#### Activity
Please set down each line of the material exactly.
☆ ☆ ☆
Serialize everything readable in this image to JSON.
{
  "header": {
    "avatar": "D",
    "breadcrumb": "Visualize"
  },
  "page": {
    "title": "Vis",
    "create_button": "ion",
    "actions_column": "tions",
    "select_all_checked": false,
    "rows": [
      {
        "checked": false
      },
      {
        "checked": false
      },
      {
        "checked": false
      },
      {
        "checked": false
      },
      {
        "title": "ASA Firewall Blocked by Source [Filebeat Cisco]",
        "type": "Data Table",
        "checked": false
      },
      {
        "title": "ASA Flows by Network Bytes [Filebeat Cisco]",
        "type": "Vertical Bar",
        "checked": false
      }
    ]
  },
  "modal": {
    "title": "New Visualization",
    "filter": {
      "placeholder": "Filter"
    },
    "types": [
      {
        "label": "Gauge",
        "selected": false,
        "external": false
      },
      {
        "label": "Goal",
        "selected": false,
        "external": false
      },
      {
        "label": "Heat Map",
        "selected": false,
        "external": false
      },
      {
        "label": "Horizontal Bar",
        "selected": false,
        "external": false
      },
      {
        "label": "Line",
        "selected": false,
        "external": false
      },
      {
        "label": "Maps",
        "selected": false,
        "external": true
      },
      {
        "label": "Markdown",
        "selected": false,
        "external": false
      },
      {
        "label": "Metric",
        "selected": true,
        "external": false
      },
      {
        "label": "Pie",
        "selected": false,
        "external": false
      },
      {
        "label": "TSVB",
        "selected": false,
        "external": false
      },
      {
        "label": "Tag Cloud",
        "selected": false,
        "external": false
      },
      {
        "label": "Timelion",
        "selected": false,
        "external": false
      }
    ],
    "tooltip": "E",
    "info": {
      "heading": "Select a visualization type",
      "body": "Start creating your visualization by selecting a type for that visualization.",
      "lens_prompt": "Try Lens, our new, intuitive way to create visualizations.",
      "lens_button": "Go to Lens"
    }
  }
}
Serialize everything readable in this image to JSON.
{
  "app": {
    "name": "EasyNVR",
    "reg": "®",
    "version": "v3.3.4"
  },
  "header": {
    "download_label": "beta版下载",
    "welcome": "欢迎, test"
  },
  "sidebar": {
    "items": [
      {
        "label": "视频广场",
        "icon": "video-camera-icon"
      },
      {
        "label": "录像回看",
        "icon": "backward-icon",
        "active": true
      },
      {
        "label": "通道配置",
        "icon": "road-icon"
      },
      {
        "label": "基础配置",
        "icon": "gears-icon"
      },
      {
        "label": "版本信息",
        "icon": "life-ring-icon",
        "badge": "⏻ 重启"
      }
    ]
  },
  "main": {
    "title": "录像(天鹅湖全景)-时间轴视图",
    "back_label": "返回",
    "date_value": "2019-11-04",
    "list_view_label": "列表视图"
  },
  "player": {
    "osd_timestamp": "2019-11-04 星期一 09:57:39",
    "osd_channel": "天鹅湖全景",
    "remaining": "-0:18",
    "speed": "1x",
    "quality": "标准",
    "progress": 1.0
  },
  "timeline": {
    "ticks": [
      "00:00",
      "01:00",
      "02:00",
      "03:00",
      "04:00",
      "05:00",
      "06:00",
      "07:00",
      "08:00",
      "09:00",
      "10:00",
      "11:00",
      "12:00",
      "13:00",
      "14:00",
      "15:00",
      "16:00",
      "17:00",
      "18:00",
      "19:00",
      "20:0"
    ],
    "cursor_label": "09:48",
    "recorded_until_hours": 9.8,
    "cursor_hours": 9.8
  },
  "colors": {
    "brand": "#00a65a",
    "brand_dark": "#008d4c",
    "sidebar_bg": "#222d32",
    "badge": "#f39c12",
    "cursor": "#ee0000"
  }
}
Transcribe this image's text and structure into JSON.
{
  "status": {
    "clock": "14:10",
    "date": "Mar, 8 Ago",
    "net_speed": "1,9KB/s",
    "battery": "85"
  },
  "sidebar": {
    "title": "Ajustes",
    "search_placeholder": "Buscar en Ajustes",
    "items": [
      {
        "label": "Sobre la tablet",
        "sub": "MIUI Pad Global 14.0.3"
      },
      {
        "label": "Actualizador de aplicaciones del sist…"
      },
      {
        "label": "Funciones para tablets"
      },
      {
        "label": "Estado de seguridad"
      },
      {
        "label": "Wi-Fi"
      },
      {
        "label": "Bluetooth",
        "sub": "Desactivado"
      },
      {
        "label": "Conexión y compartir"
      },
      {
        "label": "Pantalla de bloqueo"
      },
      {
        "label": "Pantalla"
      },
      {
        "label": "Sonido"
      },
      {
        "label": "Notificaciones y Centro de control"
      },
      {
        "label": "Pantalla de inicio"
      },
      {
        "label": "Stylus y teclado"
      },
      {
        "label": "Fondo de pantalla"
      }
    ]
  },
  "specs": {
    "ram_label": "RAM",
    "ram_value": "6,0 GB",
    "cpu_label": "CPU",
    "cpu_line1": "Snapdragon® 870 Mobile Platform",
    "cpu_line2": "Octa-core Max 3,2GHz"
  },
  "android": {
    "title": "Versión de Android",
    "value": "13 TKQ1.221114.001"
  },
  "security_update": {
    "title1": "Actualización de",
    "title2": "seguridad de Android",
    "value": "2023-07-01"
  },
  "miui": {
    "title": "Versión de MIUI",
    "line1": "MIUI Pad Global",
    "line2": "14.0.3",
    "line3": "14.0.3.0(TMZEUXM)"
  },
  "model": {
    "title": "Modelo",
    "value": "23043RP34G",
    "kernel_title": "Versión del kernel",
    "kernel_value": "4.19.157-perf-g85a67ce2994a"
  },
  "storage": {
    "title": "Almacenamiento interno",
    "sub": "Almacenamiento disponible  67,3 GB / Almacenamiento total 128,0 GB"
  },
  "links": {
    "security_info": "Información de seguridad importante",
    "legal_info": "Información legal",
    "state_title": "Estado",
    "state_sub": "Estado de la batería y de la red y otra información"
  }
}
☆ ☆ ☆
#### Solution to the exercise
Serialize everything readable in this image to JSON.
{
  "header": {
    "avatar": "D",
    "breadcrumb": "Visualize"
  },
  "page": {
    "title": "Vis",
    "create_button": "ion",
    "actions_column": "tions",
    "select_all_checked": false,
    "rows": [
      {
        "checked": false
      },
      {
        "checked": false
      },
      {
        "checked": false
      },
      {
        "checked": false
      },
      {
        "title": "ASA Firewall Blocked by Source [Filebeat Cisco]",
        "type": "Data Table",
        "checked": false
      },
      {
        "title": "ASA Flows by Network Bytes [Filebeat Cisco]",
        "type": "Vertical Bar",
        "checked": false
      }
    ]
  },
  "modal": {
    "title": "New Visualization",
    "filter": {
      "placeholder": "Filter"
    },
    "types": [
      {
        "label": "Gauge",
        "selected": false,
        "external": false
      },
      {
        "label": "Goal",
        "selected": false,
        "external": false
      },
      {
        "label": "Heat Map",
        "selected": false,
        "external": false
      },
      {
        "label": "Horizontal Bar",
        "selected": false,
        "external": false
      },
      {
        "label": "Line",
        "selected": false,
        "external": false
      },
      {
        "label": "Maps",
        "selected": false,
        "external": true
      },
      {
        "label": "Markdown",
        "selected": false,
        "external": false
      },
      {
        "label": "Metric",
        "selected": true,
        "external": false
      },
      {
        "label": "Pie",
        "selected": false,
        "external": false
      },
      {
        "label": "TSVB",
        "selected": false,
        "external": false
      },
      {
        "label": "Tag Cloud",
        "selected": false,
        "external": false
      },
      {
        "label": "Timelion",
        "selected": false,
        "external": false
      }
    ],
    "tooltip": "E",
    "info": {
      "heading": "Select a visualization type",
      "body": "Start creating your visualization by selecting a type for that visualization.",
      "lens_prompt": "Try Lens, our new, intuitive way to create visualizations.",
      "lens_button": "Go to Lens"
    }
  }
}
Serialize everything readable in this image to JSON.
{
  "app": {
    "name": "EasyNVR",
    "reg": "®",
    "version": "v3.3.4"
  },
  "header": {
    "download_label": "beta版下载",
    "welcome": "欢迎, test"
  },
  "sidebar": {
    "items": [
      {
        "label": "视频广场",
        "icon": "video-camera-icon"
      },
      {
        "label": "录像回看",
        "icon": "backward-icon",
        "active": true
      },
      {
        "label": "通道配置",
        "icon": "road-icon"
      },
      {
        "label": "基础配置",
        "icon": "gears-icon"
      },
      {
        "label": "版本信息",
        "icon": "life-ring-icon",
        "badge": "⏻ 重启"
      }
    ]
  },
  "main": {
    "title": "录像(天鹅湖全景)-时间轴视图",
    "back_label": "返回",
    "date_value": "2019-11-04",
    "list_view_label": "列表视图"
  },
  "player": {
    "osd_timestamp": "2019-11-04 星期一 09:57:39",
    "osd_channel": "天鹅湖全景",
    "remaining": "-0:18",
    "speed": "1x",
    "quality": "标准",
    "progress": 1.0
  },
  "timeline": {
    "ticks": [
      "00:00",
      "01:00",
      "02:00",
      "03:00",
      "04:00",
      "05:00",
      "06:00",
      "07:00",
      "08:00",
      "09:00",
      "10:00",
      "11:00",
      "12:00",
      "13:00",
      "14:00",
      "15:00",
      "16:00",
      "17:00",
      "18:00",
      "19:00",
      "20:0"
    ],
    "cursor_label": "09:48",
    "recorded_until_hours": 9.8,
    "cursor_hours": 9.8
  },
  "colors": {
    "brand": "#00a65a",
    "brand_dark": "#008d4c",
    "sidebar_bg": "#222d32",
    "badge": "#f39c12",
    "cursor": "#ee0000"
  }
}
Transcribe this image's text and structure into JSON.
{
  "status": {
    "clock": "14:10",
    "date": "Mar, 8 Ago",
    "net_speed": "1,9KB/s",
    "battery": "85"
  },
  "sidebar": {
    "title": "Ajustes",
    "search_placeholder": "Buscar en Ajustes",
    "items": [
      {
        "label": "Sobre la tablet",
        "sub": "MIUI Pad Global 14.0.3"
      },
      {
        "label": "Actualizador de aplicaciones del sist…"
      },
      {
        "label": "Funciones para tablets"
      },
      {
        "label": "Estado de seguridad"
      },
      {
        "label": "Wi-Fi"
      },
      {
        "label": "Bluetooth",
        "sub": "Desactivado"
      },
      {
        "label": "Conexión y compartir"
      },
      {
        "label": "Pantalla de bloqueo"
      },
      {
        "label": "Pantalla"
      },
      {
        "label": "Sonido"
      },
      {
        "label": "Notificaciones y Centro de control"
      },
      {
        "label": "Pantalla de inicio"
      },
      {
        "label": "Stylus y teclado"
      },
      {
        "label": "Fondo de pantalla"
      }
    ]
  },
  "specs": {
    "ram_label": "RAM",
    "ram_value": "6,0 GB",
    "cpu_label": "CPU",
    "cpu_line1": "Snapdragon® 870 Mobile Platform",
    "cpu_line2": "Octa-core Max 3,2GHz"
  },
  "android": {
    "title": "Versión de Android",
    "value": "13 TKQ1.221114.001"
  },
  "security_update": {
    "title1": "Actualización de",
    "title2": "seguridad de Android",
    "value": "2023-07-01"
  },
  "miui": {
    "title": "Versión de MIUI",
    "line1": "MIUI Pad Global",
    "line2": "14.0.3",
    "line3": "14.0.3.0(TMZEUXM)"
  },
  "model": {
    "title": "Modelo",
    "value": "23043RP34G",
    "kernel_title": "Versión del kernel",
    "kernel_value": "4.19.157-perf-g85a67ce2994a"
  },
  "storage": {
    "title": "Almacenamiento interno",
    "sub": "Almacenamiento disponible  67,3 GB / Almacenamiento total 128,0 GB"
  },
  "links": {
    "security_info": "Información de seguridad importante",
    "legal_info": "Información legal",
    "state_title": "Estado",
    "state_sub": "Estado de la batería y de la red y otra información"
  }
}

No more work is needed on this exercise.